If it quivers on the desk in the studio in the morning light, filtered through gray film
These poems have many virtues. Most are well- to very-well-written. They wear their considerable learning lightly. None is even momentarily dull. There are no obvious missteps. I'm not convinced that the whole series adds up to something besides a chain of -- sometimes related -- squibs, like variations on a theme, sometimes by sound: "[A Man Feels…]" gives us the guy who knocks out his teeth and replaces them with hooves, while "Homunculi (1)," two poems down, shows us a guy cutting his finger on a tooth while brushing, and "[Horses Gallop…], in which wild horses stampede down a woman's throat, " is followed by "The Wheel," whose carousel horses tear themselves free of the poles that impale them. But I can't think what these echoes add up to. They seem unrelated improvisations: a poem with the word horse or tooth inspires other poems about horses or teeth; one poem doesn't explain or illuminate another. I'm not saying the series would be better if it included only easily identifiable, explicable, clearly related themes throughout. There's no reason it has to add up.
Is it enough to say that everything reminds us of something else, that everything is something else when we look at it closely, that everything is becoming, that nothing is settled? Does that teach us anything? Does that make any of the poems better? Does it make a series more worthwhile, more rewarding?

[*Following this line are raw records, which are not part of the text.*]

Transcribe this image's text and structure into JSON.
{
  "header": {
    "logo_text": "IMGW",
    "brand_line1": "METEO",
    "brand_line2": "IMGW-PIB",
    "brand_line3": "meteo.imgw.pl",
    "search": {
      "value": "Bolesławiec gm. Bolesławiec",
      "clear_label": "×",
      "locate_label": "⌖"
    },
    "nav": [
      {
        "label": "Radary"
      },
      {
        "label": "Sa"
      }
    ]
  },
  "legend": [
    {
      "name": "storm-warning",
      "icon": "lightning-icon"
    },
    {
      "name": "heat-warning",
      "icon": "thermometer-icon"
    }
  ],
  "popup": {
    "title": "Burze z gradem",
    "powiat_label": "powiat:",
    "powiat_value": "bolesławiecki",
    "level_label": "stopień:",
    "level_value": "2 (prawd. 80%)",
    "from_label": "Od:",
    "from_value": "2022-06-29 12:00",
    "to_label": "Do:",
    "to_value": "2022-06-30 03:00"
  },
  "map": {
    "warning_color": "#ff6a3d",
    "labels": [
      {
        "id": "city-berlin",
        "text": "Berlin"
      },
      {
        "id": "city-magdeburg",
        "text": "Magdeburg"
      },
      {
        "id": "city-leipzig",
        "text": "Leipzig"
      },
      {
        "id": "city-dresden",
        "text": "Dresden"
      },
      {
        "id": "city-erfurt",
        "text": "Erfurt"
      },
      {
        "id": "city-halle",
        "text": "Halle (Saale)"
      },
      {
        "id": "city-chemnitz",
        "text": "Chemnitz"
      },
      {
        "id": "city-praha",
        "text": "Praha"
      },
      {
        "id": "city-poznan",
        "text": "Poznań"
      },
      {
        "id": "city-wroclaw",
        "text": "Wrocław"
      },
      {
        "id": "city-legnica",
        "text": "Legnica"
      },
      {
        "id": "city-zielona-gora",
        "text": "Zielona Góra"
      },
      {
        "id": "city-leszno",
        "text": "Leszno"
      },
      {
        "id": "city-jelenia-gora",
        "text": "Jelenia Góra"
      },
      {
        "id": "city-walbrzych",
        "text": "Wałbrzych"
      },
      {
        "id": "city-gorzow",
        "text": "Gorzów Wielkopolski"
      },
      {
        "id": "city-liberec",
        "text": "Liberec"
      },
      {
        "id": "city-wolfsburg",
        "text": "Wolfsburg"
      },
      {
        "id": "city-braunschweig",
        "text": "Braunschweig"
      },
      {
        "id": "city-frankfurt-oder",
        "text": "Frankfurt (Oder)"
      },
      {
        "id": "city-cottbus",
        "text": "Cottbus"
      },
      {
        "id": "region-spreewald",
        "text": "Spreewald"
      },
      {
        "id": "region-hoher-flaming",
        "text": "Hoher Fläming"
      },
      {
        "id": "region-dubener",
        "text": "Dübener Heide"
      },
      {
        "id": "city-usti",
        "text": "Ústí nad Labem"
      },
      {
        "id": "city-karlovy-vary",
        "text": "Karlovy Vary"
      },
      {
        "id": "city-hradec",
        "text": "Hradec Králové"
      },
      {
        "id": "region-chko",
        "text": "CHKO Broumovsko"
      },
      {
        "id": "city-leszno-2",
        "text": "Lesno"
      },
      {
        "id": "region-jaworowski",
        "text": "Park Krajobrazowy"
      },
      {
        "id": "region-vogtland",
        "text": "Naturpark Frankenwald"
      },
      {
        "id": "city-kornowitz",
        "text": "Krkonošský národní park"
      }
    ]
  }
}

Not every poem is an unqualified winner but several are. A case in point is the first poem, "Tale West": it's lively and appealing. Unfortunately, though, it's the first poem out of the gate, and its weakness as a thought-out idea might discourage a casual reader from reading on. The "character" is the typo, a happy-go-lucky, untethered, unsquare hobo, immune to social conventions and taboos. That in itself is something of a cheat: do real-life hobos live life to the fullest or just do what they can to live another day? If we compared typos to the homeless, would the lighthearted tone feel appropriate? More important, Hayes, maybe purposely, misses an important feature of typos, one that relates better to the whole series: the poems that follow it aren't "carefree," and I find no obvious typos, liberating or otherwise. The poems are mostly surreal, often nightmarish, queasily absurdist. Why hasn't Hayes considered the darker side of typos, the Freudian slip? "Tale West" would then be a fit introduction to the rest.
That's a case of second-guessing, though: the poem is fine as it is. I wish it were as strong as the final poem in the series, "If It Quivers," which does tie in themes we've encountered before:
on the window,
If it quivers in the gray amniotic sack laced with red veins and blue arteries,
If it quivers, anticipating your touch, you know it was never truly yours.